[Records for the task — start]

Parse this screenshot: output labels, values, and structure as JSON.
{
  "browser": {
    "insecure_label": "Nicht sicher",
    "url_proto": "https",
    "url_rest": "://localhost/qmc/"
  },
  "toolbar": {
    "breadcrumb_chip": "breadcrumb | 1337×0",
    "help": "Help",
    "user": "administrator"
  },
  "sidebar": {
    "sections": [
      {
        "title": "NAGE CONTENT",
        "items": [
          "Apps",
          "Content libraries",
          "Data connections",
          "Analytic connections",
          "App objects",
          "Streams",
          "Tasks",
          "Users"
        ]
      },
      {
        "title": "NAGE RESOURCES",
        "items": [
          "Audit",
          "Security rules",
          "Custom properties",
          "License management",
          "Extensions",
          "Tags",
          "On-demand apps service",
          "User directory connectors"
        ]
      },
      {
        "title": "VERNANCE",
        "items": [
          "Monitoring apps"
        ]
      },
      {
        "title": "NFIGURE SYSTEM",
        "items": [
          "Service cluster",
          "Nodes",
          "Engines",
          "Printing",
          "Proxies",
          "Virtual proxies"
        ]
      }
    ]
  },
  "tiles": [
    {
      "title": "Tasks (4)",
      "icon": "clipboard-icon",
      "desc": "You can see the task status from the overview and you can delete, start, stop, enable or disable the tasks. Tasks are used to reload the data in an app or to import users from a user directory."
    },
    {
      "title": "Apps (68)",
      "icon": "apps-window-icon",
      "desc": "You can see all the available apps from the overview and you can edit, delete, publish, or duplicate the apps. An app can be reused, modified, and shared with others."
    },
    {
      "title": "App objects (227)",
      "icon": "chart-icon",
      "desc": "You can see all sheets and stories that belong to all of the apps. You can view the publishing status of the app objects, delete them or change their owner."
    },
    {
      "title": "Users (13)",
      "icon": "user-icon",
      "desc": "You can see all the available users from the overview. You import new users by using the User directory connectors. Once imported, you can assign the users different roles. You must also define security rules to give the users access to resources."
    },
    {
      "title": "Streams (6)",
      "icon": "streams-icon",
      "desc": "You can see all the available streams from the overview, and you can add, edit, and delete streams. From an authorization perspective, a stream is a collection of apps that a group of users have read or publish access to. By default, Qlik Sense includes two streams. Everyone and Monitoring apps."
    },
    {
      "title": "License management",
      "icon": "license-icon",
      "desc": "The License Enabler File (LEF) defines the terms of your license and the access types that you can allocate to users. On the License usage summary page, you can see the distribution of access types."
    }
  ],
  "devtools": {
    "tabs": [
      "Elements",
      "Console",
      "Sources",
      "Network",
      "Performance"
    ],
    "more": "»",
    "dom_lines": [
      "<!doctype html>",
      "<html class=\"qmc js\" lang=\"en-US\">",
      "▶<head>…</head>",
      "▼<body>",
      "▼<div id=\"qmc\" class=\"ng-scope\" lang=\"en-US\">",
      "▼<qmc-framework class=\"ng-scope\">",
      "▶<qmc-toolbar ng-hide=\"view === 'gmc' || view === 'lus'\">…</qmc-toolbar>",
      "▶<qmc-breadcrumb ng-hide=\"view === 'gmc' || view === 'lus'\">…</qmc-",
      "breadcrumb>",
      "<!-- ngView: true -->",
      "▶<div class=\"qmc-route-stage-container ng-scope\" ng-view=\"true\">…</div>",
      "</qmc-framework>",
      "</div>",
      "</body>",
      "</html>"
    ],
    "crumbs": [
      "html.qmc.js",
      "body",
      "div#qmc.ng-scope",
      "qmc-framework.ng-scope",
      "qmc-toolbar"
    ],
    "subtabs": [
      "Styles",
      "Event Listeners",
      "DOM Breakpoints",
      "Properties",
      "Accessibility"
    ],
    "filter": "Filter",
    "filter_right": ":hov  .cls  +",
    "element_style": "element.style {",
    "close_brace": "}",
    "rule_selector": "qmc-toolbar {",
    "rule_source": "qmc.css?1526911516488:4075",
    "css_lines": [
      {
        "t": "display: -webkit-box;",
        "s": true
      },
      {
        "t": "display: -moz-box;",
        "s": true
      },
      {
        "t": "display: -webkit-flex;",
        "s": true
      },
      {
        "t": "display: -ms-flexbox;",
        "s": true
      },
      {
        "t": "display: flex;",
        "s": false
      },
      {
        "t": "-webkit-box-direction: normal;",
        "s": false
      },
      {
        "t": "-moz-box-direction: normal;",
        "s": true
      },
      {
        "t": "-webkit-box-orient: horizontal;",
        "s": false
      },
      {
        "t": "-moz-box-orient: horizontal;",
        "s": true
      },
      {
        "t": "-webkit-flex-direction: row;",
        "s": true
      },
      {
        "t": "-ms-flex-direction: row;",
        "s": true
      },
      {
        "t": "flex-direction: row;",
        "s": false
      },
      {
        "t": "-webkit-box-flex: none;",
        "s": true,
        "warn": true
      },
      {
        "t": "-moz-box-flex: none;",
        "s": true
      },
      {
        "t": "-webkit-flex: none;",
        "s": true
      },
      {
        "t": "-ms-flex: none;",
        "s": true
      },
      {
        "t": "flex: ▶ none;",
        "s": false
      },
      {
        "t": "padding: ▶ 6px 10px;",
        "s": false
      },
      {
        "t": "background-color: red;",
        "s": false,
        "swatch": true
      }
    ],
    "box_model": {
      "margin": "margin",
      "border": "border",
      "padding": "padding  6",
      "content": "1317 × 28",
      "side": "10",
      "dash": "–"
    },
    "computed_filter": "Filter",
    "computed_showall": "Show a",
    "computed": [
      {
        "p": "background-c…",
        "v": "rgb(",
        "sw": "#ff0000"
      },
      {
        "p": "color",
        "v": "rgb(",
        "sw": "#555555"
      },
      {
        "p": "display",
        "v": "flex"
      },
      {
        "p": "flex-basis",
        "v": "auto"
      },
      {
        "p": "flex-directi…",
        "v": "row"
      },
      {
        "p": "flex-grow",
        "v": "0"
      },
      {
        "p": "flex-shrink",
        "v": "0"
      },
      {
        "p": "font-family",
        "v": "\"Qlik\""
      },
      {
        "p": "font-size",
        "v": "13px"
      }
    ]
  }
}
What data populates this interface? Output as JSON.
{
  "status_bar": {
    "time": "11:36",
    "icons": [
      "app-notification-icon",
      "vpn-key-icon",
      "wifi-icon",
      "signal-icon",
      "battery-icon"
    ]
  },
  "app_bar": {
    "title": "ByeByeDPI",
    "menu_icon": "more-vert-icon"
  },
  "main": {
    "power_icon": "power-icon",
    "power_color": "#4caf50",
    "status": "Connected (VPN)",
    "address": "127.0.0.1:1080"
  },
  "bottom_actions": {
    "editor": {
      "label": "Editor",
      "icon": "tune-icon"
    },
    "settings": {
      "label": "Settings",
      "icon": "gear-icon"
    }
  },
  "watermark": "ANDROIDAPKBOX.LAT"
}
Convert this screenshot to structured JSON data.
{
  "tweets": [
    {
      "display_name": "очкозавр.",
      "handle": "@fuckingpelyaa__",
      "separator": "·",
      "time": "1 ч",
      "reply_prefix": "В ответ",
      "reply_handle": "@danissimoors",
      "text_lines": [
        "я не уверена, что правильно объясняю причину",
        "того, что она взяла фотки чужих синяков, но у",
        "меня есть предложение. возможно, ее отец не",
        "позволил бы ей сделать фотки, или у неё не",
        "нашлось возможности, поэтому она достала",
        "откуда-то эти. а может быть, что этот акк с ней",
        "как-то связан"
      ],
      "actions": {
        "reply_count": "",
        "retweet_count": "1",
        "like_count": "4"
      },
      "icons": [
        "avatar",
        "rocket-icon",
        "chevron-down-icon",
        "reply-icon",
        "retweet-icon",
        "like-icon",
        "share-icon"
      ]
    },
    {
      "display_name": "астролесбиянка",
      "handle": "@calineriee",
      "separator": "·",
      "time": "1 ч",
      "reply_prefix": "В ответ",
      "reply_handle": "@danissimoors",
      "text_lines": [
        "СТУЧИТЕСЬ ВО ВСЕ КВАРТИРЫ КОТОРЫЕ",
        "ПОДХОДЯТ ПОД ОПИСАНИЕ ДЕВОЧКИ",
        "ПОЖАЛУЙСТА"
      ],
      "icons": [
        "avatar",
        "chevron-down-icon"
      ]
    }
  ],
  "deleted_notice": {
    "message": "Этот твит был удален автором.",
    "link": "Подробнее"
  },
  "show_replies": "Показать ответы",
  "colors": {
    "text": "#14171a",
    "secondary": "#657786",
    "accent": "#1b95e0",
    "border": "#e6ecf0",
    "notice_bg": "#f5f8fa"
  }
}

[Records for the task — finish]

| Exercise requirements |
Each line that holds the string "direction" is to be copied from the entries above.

| Solution |
        "t": "-webkit-box-direction: normal;",
        "t": "-moz-box-direction: normal;",
        "t": "-webkit-flex-direction: row;",
        "t": "-ms-flex-direction: row;",
        "t": "flex-direction: row;",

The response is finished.